**What the task asks:** Wherever a line of the records contains "subtitle", copy that line.
"""
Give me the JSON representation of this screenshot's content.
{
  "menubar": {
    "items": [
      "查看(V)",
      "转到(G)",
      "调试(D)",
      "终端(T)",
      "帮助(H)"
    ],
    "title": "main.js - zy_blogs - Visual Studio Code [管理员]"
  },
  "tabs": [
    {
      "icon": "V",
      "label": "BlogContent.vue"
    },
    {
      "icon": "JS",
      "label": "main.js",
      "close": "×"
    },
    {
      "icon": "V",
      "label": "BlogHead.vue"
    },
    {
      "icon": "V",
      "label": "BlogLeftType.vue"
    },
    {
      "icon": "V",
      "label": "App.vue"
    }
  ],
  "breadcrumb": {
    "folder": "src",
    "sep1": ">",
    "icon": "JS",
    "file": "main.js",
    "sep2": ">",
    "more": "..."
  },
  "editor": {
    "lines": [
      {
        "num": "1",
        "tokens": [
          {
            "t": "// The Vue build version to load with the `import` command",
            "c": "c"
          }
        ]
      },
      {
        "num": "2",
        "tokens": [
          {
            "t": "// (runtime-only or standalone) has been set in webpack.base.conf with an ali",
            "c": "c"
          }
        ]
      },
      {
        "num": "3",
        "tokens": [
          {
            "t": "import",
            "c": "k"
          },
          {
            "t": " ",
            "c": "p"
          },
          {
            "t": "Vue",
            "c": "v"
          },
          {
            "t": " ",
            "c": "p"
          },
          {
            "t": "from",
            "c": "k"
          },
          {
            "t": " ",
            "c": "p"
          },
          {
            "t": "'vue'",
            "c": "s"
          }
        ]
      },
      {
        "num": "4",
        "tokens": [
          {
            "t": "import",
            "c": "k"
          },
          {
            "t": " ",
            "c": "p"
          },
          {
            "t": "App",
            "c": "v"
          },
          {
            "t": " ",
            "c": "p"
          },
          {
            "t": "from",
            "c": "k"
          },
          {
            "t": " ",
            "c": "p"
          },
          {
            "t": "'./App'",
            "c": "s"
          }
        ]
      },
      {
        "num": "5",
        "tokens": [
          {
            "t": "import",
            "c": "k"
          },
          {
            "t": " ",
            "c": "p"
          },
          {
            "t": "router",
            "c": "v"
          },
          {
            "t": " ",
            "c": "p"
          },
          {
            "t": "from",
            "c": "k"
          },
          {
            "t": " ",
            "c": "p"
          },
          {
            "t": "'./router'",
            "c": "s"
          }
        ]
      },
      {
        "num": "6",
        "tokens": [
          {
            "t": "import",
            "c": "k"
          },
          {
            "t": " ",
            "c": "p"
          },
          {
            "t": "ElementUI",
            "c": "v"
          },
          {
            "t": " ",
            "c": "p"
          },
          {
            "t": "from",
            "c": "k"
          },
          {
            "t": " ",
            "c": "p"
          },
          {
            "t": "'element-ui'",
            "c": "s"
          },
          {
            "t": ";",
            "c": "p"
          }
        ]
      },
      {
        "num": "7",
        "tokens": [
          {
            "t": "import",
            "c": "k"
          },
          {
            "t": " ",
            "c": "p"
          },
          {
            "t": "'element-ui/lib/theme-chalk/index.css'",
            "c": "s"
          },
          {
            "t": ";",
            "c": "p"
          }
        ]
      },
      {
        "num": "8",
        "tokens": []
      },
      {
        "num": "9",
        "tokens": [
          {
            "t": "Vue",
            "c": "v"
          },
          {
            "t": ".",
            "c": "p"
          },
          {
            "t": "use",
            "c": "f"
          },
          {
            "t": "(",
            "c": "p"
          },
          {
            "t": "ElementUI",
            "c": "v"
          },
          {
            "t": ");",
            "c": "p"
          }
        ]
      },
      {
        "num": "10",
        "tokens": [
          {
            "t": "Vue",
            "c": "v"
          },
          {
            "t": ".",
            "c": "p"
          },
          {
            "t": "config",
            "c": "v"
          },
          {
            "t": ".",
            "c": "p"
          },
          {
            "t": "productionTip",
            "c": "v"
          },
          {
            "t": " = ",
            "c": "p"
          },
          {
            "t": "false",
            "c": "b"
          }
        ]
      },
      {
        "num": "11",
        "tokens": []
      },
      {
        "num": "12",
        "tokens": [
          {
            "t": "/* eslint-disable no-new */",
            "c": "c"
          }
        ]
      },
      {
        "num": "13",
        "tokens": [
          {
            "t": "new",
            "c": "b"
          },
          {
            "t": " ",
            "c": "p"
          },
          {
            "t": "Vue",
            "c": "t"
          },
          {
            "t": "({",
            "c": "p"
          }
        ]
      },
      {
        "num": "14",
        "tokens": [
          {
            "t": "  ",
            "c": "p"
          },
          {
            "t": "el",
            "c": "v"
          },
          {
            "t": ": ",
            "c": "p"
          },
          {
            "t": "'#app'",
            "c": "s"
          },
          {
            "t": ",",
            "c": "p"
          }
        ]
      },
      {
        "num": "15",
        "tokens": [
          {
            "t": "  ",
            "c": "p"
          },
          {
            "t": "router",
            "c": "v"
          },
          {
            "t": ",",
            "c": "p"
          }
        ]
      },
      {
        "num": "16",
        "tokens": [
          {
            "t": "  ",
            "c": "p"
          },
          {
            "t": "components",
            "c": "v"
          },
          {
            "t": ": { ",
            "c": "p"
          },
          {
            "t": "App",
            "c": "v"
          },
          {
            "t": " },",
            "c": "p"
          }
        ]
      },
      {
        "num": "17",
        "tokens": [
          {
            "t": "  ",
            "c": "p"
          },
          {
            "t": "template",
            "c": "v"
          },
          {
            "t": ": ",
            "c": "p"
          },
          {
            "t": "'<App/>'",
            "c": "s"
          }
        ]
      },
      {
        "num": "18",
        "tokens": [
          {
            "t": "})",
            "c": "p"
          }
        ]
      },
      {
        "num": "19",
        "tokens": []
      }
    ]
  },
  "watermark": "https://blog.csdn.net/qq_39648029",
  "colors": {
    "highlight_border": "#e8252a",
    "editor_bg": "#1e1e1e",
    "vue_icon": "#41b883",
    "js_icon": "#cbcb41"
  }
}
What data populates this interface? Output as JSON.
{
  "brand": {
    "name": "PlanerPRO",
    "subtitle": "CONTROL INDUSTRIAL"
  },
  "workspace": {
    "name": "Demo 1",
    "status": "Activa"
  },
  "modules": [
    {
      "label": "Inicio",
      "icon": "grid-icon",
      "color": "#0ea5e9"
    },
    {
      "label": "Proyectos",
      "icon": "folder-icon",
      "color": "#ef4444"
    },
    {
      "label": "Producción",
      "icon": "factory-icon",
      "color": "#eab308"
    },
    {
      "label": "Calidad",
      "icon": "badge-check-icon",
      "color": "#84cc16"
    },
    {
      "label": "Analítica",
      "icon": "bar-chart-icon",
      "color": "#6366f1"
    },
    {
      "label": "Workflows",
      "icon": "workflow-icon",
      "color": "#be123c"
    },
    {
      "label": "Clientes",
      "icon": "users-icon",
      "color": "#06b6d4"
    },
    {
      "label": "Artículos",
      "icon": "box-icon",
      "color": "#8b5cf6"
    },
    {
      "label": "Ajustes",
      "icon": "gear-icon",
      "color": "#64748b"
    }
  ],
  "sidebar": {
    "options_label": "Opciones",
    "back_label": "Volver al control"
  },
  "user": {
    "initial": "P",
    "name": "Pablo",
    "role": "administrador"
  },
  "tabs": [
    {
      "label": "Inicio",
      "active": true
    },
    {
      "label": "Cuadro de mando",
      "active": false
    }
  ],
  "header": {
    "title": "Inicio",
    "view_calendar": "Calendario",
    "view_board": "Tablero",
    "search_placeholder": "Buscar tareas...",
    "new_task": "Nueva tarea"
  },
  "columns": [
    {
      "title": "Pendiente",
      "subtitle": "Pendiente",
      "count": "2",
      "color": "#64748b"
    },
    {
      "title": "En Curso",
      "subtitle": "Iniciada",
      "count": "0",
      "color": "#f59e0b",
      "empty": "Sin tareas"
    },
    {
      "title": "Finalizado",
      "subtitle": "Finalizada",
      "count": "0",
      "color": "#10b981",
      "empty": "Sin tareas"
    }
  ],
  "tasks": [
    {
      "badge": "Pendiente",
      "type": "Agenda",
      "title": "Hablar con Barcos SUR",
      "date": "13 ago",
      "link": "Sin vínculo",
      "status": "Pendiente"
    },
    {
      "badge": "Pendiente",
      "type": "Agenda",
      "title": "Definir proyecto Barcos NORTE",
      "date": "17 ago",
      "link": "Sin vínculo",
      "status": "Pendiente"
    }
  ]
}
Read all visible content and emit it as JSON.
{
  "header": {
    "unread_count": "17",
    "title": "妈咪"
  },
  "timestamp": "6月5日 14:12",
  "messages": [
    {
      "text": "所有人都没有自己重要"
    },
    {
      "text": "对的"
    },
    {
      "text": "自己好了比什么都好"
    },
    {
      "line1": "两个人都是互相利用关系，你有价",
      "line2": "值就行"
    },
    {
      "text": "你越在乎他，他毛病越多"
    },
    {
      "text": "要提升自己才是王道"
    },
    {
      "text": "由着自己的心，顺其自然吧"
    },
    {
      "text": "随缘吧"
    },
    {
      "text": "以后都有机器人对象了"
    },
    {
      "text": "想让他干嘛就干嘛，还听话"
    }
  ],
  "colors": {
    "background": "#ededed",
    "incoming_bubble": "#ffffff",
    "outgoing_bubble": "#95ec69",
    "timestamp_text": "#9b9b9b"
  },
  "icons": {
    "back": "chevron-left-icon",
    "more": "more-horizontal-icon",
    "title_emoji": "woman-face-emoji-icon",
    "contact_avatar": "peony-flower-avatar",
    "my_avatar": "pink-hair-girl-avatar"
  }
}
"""
**Task response:**
    "subtitle": "CONTROL INDUSTRIAL"
      "subtitle": "Pendiente",
      "subtitle": "Iniciada",
      "subtitle": "Finalizada",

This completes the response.